* **Extracted records**
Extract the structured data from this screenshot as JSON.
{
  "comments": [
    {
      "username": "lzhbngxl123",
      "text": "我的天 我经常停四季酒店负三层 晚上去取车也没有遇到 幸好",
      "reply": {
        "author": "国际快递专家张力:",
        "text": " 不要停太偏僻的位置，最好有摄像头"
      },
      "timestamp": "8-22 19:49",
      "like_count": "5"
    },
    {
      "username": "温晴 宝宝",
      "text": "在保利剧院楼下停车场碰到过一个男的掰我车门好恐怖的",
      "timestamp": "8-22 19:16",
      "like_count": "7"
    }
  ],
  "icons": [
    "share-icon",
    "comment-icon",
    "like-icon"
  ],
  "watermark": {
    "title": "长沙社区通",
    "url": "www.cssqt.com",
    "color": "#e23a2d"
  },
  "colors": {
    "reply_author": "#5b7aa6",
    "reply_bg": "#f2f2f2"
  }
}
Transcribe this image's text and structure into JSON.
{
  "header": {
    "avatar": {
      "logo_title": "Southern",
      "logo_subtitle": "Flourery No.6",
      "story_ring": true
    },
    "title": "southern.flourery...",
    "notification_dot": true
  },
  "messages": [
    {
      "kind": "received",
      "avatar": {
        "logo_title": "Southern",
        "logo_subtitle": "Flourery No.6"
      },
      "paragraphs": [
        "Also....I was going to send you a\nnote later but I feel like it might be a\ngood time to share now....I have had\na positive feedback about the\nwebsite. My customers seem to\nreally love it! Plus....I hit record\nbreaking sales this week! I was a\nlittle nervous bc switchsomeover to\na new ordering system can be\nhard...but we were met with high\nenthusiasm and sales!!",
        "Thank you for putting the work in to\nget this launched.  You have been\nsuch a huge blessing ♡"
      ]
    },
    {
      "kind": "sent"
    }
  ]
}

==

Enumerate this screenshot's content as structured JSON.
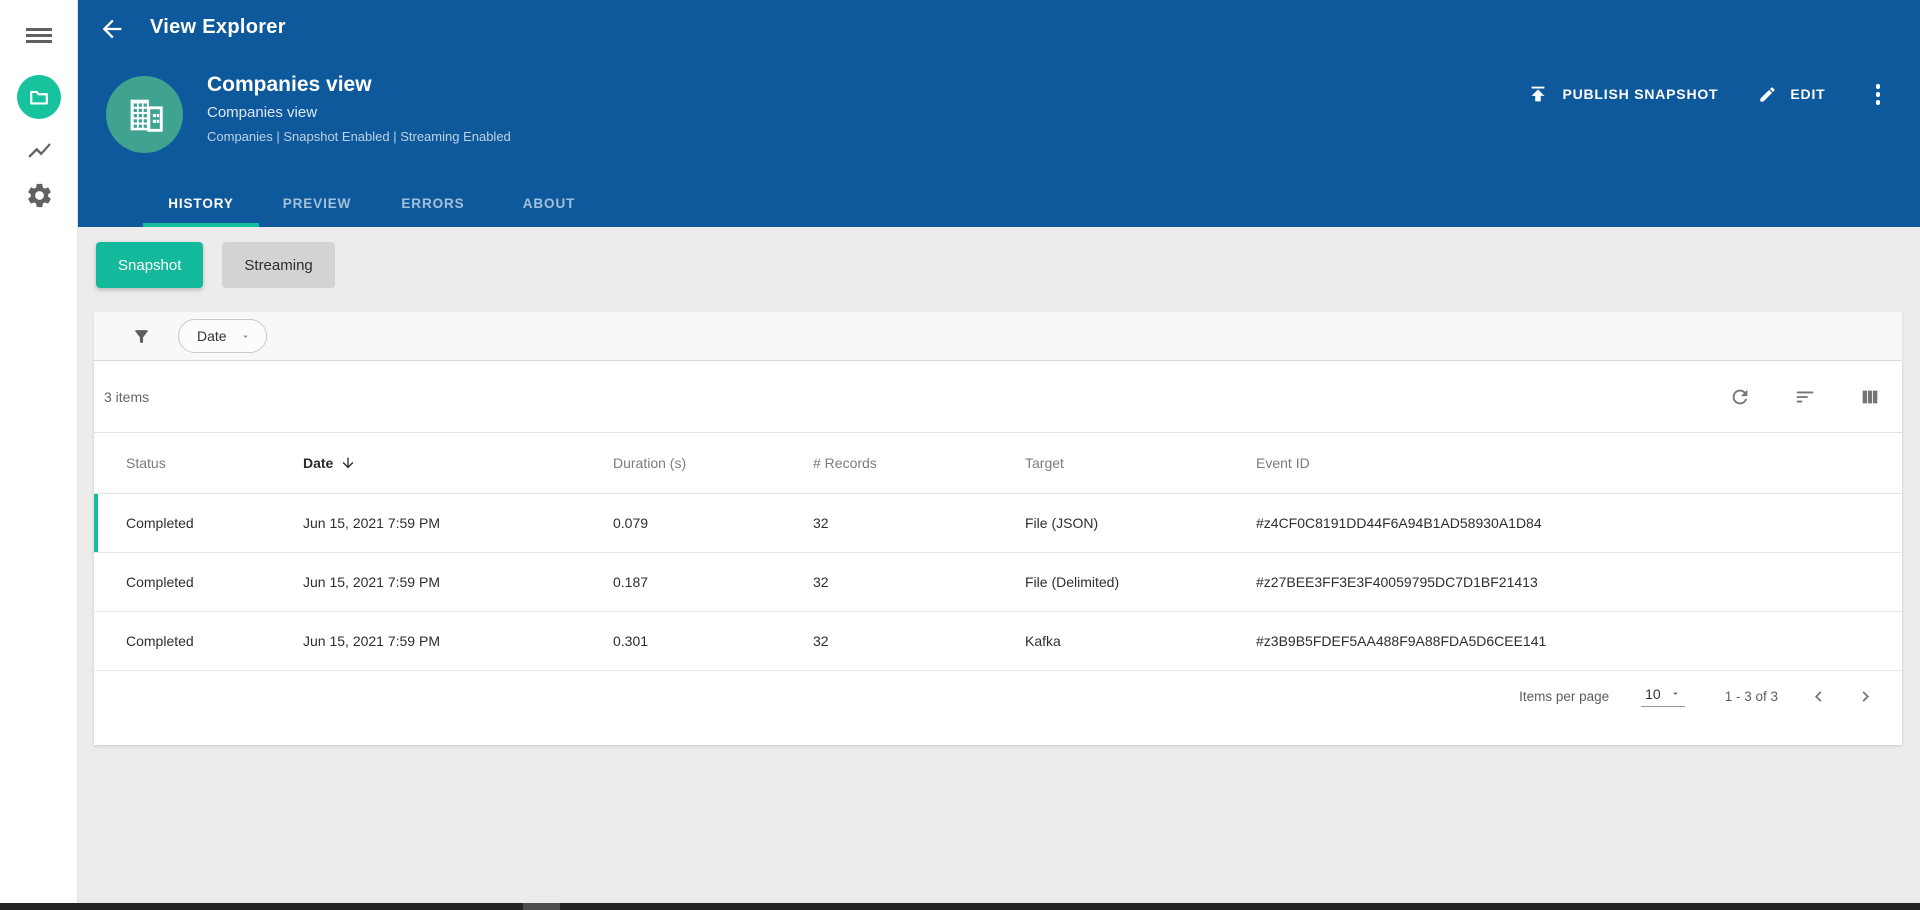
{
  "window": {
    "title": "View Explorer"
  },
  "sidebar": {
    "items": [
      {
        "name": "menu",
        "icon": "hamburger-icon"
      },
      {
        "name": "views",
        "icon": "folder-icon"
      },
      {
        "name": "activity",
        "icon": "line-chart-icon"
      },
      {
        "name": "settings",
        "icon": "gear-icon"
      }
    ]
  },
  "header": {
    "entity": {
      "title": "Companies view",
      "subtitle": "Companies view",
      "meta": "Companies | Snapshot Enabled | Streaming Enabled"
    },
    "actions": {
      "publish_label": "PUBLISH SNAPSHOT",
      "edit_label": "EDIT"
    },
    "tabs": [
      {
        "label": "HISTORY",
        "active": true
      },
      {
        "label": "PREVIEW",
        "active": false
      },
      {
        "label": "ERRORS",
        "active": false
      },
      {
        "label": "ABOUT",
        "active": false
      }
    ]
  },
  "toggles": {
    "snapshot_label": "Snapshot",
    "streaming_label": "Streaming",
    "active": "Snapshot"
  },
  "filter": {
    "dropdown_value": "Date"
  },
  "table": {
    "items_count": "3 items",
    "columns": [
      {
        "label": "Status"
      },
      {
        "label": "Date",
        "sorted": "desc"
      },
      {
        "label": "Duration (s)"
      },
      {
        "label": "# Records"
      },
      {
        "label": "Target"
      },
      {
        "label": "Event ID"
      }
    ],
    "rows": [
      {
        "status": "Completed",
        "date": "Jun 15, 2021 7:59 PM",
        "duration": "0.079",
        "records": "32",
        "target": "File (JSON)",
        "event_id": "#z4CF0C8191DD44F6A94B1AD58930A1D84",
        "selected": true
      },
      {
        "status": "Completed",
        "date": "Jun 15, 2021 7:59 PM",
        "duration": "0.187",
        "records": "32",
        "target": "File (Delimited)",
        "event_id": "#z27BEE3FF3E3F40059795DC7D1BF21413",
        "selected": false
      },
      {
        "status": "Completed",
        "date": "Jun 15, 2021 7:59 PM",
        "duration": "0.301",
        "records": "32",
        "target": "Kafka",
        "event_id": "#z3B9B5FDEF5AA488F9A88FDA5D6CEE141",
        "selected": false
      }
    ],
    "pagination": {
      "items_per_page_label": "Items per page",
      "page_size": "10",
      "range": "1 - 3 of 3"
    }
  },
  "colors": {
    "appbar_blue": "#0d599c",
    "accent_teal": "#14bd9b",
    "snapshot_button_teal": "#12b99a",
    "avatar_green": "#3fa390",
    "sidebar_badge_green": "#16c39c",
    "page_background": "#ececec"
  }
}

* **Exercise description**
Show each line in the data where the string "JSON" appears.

* **Solution below**
Extract the structured data from this screenshot as JSON.
Transcribe this image's text and structure into JSON.
Enumerate this screenshot's content as structured JSON.
        "target": "File (JSON)",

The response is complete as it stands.